Research shows that keto practitioners can lose weight at a faster rate than those on a low-fat diet, but it also reveals that the diet may help prevent diabetes, Alzheimer’s, and even cancer.
In light of these health advantages, it’s no surprise that keto is gaining popularity both in the U.S. and abroad.
Still, embarking on a keto diet is not without its challenges. Because keto is known to lower insulin levels, people utilizing this dietary strategy tend to expel sodium at a rate that’s faster than normal.
According to a 2012 study from the American Journal of Physiology, patients with type 1 diabetes are more likely to lose salt through urination.
With these statistics in mind, it’s clear that keto practitioners have to be careful about their salt intake.

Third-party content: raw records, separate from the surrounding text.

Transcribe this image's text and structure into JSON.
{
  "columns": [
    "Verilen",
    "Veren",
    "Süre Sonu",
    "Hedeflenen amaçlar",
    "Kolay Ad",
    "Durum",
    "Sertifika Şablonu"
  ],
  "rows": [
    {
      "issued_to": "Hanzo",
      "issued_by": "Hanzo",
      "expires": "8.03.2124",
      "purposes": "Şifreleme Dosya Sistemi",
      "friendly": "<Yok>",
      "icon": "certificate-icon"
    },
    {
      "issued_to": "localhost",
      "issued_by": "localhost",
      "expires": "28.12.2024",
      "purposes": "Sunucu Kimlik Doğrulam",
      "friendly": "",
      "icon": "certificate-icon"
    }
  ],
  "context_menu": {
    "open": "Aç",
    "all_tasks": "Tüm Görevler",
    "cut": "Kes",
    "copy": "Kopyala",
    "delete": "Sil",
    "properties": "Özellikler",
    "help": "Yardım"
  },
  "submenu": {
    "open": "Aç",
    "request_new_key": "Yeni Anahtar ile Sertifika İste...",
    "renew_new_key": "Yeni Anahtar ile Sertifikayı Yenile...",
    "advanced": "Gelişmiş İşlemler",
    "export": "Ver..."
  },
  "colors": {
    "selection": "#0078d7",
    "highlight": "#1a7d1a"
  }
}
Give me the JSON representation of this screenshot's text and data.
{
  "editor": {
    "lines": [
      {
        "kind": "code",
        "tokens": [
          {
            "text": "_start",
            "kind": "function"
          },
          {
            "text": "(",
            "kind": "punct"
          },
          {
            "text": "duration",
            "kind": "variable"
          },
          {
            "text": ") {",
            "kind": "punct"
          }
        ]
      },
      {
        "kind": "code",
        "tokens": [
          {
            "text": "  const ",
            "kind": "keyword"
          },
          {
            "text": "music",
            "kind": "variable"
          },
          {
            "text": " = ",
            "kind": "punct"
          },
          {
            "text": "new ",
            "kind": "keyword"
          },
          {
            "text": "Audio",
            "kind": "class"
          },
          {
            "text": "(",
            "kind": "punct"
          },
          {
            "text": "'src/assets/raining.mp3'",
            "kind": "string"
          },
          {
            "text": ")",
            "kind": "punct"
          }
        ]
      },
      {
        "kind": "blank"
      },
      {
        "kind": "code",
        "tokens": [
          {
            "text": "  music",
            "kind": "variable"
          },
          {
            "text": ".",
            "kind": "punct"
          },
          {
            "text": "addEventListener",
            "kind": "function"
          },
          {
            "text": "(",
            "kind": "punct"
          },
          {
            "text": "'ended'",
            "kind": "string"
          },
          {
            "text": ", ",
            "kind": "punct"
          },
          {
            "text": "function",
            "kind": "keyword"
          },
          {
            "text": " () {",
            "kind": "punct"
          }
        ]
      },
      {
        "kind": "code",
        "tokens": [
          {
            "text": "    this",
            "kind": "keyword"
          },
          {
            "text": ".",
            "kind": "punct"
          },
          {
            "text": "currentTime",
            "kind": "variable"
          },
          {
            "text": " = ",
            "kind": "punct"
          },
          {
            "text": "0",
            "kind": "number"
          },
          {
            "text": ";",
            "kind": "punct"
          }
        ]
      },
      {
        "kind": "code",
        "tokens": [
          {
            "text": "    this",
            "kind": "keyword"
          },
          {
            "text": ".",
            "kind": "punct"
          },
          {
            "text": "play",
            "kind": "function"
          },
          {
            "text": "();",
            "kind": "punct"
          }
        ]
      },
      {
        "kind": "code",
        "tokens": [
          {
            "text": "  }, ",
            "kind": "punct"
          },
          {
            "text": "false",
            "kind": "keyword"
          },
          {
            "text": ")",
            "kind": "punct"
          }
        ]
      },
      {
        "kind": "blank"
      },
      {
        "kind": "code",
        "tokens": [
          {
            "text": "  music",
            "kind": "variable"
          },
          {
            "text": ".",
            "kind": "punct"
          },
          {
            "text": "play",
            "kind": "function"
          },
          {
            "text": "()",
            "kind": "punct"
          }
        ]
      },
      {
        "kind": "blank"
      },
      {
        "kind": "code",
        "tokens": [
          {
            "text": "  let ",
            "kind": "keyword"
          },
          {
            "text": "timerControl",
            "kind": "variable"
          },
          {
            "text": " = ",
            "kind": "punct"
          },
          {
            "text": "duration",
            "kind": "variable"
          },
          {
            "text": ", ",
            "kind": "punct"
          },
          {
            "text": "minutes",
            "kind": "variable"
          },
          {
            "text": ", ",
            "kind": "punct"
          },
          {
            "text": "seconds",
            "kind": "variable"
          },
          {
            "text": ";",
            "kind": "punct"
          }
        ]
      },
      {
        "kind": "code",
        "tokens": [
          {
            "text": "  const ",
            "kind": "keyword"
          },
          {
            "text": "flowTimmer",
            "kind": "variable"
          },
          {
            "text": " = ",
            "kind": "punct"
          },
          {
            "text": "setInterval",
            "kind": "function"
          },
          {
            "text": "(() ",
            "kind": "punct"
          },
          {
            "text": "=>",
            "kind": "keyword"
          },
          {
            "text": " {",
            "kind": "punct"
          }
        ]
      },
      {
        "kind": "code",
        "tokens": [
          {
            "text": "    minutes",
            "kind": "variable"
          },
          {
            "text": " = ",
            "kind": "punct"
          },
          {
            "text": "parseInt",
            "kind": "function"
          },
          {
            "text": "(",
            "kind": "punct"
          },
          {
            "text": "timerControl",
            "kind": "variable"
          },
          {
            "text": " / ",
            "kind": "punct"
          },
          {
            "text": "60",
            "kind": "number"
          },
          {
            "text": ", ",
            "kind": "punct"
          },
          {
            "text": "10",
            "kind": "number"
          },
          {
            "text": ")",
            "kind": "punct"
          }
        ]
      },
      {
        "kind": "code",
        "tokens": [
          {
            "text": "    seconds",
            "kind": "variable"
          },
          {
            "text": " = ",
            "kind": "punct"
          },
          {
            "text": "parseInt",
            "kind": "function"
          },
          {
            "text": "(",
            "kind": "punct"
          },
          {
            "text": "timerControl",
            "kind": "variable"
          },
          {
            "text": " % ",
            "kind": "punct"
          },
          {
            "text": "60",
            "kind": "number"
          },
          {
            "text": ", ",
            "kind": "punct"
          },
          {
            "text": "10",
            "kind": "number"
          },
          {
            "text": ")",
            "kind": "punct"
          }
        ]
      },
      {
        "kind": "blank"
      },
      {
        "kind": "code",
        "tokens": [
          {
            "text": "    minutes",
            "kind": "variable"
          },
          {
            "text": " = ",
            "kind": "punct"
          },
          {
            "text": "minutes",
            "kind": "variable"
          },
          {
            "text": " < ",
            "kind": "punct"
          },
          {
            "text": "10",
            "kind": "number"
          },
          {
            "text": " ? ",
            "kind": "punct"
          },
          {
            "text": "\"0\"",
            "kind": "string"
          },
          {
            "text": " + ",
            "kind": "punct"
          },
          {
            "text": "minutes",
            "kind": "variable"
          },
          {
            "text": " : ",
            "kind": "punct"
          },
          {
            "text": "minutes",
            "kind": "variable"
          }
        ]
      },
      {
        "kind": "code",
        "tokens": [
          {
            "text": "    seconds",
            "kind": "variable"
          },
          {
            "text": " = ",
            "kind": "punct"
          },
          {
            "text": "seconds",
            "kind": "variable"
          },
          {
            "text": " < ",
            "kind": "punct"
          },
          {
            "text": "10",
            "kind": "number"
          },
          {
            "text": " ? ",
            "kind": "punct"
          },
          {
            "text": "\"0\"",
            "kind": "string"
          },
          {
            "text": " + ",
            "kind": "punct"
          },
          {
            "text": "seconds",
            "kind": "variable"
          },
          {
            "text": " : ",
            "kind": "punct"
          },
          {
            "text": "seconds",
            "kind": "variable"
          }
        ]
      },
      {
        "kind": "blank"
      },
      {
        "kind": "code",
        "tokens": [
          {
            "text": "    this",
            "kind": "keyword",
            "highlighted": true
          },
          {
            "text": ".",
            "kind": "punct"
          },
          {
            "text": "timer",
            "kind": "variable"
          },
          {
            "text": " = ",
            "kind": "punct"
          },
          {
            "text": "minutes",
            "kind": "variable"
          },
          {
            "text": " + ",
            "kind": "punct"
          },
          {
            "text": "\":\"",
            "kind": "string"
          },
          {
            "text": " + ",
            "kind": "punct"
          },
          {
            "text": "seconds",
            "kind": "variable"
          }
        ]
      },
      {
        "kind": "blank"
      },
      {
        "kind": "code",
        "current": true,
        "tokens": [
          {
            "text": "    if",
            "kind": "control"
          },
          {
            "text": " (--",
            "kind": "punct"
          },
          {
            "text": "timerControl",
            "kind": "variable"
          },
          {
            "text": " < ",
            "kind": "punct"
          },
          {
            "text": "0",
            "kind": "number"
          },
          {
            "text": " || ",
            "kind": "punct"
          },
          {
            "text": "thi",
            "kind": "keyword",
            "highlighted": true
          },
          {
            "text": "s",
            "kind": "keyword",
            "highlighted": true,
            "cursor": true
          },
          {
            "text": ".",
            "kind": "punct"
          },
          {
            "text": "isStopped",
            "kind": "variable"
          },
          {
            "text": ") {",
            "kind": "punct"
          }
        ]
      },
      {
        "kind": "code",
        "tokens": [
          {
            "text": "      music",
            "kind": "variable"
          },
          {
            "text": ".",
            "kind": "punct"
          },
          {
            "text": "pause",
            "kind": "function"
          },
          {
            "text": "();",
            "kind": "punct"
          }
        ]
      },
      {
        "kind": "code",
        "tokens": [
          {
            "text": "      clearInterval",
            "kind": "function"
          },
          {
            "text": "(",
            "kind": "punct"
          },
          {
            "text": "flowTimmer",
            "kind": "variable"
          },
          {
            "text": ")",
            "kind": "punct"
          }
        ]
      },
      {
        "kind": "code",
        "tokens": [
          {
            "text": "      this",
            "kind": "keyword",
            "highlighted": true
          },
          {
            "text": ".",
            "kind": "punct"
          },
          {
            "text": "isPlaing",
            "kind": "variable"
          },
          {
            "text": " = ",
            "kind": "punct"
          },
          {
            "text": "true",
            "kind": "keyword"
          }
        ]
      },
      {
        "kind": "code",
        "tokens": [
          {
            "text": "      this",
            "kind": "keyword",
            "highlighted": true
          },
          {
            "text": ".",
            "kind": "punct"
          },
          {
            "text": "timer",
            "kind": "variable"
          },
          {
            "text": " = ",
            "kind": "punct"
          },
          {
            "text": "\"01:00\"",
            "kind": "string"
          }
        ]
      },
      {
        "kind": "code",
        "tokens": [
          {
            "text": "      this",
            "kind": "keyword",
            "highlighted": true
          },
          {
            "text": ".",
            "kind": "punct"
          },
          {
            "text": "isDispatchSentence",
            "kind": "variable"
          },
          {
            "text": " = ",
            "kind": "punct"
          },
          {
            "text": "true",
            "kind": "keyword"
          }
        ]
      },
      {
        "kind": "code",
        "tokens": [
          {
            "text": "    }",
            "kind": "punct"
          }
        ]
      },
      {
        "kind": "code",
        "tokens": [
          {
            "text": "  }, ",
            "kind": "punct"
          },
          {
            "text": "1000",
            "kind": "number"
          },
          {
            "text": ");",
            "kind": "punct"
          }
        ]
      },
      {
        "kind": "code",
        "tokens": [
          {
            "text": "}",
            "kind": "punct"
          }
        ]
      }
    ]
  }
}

Maintaining Sodium Levels on Keto
Whether you’re already on a keto diet or looking to partake in this eating strategy for the first time, getting enough salt in your diet is essential.
As you limit the number of carbohydrates you’re consuming daily, your body will begin to produce less insulin and start ridding itself of fluids.
During this period, it’s easy to become dehydrated and sodium deficient. You may even develop symptoms of a condition known as keto flu.
People suffering from the dreaded keto flu endure headaches, fatigue, dizziness, and stomach upset.
If you want to avoid keto flu and protect your overall health, take steps to increase your sodium intake during your first weeks on keto.
Experts recommend that each meal feature 3000 to 5000 milligrams, or around two teaspoons, of sodium.
Is It Possible to Have Too Much Salt on Keto?
Even if you know that keto dieters need to increase their sodium intake, you might be hesitant to add too much salt to your dinner.
However, the truth is that people who opt for high-quality sea salts are unlikely to over-season their food.
The key is to start with tasty foods that you enjoy and add only as much salt as is necessary to accentuate the natural flavors.
Want to score extra nutritional points?
Choose mined pink Himalayan salt, including more than 80 trace minerals, such as calcium, potassium, iodine, iron, magnesium, and zinc. Calcium is particularly important for women, who are often deficient in this area.
Along with improving the overall flavor of food, Himalayan salt has been said to boost energy levels, enhance adrenal function, and even alleviate pain due to migraines. For best results, avoid refined table salts. Bleached and processed at high temperatures, these salts are typically devoid of nutritional value.
Adding sodium to your diet can feel unnatural, and however, it’s a key part of maintaining overall health and achieving your weight loss goals for keto practitioners.
And the good news is you’re unlikely to overdo it on this substance. So, the next time you scramble an egg for breakfast or grill up a juicy steak for dinner, don’t feel bad about shaking a little sea salt on top to improve the flavor; your body may thank you.